A quick word here about the fascinating and turbulent history of Cuba because it is important to understand before going. Cuba was settled initially by the Spanish and Christopher Columbus. The Spanish established Havana as the capital building out forts, churches, and plazas in what is now known as Habana Vieja (Old Havana). The city expanded overtime and continued to be under Spanish rule until the late 1800s, when the poet Jose Marti led a revolution, which was inspired, in part, by the ideals of President Abraham Lincoln (a bust of Lincoln can be found in the old presidential palace, which is now the Revolution Museum, and in the park just outside the Capital Building in Central Havana). Marti is something a George Washington figure in Cuban history. He is considered one of their greatest national heroes and his likeness can be found in art, parks, state buildings, and schools all over the cities and countryside. Unlike Washington, however, Marti did not live to see his dream of a Cuba Libre realized as he was killed in battle.
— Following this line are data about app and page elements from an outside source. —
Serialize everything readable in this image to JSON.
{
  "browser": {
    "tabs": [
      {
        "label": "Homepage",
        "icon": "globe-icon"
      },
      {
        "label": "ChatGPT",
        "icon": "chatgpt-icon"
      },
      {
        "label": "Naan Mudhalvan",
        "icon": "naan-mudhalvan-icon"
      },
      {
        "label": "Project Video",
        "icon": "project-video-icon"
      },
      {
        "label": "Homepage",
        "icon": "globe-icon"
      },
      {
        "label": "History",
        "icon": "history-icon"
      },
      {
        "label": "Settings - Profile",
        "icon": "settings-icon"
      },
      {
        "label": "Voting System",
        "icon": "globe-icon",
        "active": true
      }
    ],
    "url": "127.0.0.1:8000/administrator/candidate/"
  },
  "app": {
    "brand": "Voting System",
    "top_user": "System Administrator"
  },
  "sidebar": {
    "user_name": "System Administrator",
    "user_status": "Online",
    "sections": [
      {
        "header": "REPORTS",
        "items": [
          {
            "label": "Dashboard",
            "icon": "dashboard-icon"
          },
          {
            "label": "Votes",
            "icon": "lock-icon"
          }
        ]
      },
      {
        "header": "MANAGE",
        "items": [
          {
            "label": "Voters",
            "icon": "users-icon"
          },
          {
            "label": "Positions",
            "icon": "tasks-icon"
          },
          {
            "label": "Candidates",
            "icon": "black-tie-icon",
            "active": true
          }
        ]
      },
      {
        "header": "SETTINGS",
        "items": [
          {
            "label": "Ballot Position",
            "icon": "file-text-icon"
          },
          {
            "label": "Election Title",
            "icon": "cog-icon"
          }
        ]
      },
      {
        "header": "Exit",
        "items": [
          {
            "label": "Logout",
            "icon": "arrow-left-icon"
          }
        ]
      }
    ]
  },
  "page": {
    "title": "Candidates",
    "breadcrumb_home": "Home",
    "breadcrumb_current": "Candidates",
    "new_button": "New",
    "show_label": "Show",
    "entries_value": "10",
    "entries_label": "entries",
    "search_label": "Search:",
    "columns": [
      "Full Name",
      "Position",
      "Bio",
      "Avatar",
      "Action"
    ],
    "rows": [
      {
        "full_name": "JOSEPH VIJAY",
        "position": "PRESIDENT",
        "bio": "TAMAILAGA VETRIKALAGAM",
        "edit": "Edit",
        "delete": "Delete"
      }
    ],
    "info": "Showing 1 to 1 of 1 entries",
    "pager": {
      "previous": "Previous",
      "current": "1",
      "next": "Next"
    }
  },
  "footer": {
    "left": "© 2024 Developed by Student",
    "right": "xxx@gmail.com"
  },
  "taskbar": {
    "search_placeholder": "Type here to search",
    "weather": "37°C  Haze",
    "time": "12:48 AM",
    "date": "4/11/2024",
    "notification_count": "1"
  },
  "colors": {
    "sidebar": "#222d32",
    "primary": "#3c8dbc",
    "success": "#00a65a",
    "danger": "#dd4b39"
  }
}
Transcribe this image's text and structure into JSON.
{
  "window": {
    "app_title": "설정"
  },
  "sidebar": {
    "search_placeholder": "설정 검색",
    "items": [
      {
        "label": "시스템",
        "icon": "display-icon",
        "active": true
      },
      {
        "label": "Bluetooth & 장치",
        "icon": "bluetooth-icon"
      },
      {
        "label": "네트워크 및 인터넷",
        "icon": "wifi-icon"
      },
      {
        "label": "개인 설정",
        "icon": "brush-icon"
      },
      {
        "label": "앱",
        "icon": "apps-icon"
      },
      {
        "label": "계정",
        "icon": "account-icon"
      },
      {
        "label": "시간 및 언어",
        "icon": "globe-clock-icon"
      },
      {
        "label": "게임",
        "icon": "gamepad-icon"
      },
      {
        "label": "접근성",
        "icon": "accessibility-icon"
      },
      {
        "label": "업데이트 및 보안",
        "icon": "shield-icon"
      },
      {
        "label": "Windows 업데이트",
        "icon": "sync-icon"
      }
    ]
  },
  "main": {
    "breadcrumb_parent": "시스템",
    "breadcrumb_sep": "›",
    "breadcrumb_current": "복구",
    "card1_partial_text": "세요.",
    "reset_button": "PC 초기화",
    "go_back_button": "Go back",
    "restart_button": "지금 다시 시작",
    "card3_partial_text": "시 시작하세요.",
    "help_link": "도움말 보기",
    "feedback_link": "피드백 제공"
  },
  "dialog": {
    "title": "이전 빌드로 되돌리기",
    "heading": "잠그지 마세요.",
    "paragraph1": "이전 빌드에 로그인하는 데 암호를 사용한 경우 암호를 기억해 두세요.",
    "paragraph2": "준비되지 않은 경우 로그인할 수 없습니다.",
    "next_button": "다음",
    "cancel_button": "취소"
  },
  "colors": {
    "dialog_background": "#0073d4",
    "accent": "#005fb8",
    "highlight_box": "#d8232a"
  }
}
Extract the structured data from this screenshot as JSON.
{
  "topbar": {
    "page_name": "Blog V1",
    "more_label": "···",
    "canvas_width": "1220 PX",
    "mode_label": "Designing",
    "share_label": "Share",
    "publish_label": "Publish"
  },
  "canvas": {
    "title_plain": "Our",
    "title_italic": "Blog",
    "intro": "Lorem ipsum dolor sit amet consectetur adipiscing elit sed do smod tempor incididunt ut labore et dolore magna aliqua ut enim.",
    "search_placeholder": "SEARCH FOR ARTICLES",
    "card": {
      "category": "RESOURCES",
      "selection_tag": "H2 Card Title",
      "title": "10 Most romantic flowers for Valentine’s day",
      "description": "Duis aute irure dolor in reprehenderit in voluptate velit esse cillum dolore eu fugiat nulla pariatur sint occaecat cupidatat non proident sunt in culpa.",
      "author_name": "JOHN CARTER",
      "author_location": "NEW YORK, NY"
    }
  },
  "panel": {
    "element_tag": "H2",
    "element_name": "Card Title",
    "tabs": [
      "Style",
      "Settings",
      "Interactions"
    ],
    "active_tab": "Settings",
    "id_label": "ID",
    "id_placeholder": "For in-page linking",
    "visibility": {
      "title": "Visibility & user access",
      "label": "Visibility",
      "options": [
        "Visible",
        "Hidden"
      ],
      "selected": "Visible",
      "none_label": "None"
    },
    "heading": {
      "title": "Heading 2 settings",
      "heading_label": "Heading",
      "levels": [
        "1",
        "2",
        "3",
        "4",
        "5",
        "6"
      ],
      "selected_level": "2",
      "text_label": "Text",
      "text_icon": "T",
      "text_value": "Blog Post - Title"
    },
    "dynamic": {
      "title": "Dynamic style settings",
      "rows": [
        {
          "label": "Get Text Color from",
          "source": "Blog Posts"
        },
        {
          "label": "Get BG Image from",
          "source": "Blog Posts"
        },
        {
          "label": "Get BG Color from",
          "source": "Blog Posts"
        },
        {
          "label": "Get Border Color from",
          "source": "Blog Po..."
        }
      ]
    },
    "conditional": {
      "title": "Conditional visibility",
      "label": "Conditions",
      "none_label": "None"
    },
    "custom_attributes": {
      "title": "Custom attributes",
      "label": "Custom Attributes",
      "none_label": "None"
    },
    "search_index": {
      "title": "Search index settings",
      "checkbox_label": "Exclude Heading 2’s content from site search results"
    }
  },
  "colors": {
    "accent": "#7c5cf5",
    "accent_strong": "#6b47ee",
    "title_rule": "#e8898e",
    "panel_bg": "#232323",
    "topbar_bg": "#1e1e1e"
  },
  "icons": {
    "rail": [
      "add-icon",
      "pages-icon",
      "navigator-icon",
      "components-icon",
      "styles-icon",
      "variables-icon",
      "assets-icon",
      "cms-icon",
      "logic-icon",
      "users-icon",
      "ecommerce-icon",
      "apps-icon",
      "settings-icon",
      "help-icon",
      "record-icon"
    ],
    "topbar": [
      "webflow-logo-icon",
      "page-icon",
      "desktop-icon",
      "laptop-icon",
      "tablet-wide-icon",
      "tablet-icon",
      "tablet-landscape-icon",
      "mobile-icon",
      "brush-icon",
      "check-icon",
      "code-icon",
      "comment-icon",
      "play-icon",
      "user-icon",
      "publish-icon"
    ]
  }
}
Cuba won its independence with the assistance of the United States in what we know as the Spanish American War. Despite being heavily involved in the war at large, Cuba was not invited to the ensuing peace settlements and as a result, the United States somewhat underhandedly took control of land in the south eastern part of the island called Guantanamo Bay. This is still something of a sore spot for many Cubans as they view it as an infringement on their sovereignty. After the war, a democratic republic was established and flourished on the island for years until ardent anti-communist President Fulgencia Bautista was elected to his second term in a hotly debated election that many believed to be rigged. Bautista swiftly removed free speech and freedom of assembly rights from Cuban citizens, which spurred a young lawyer named Fidel Castro, to lead a revolution with former tailor apprentice turned political activist Camilo Cienfuegos and Argentinian doctor turned soldier, Ernesto "Che" Guevara, leading us right up to present day Cuba.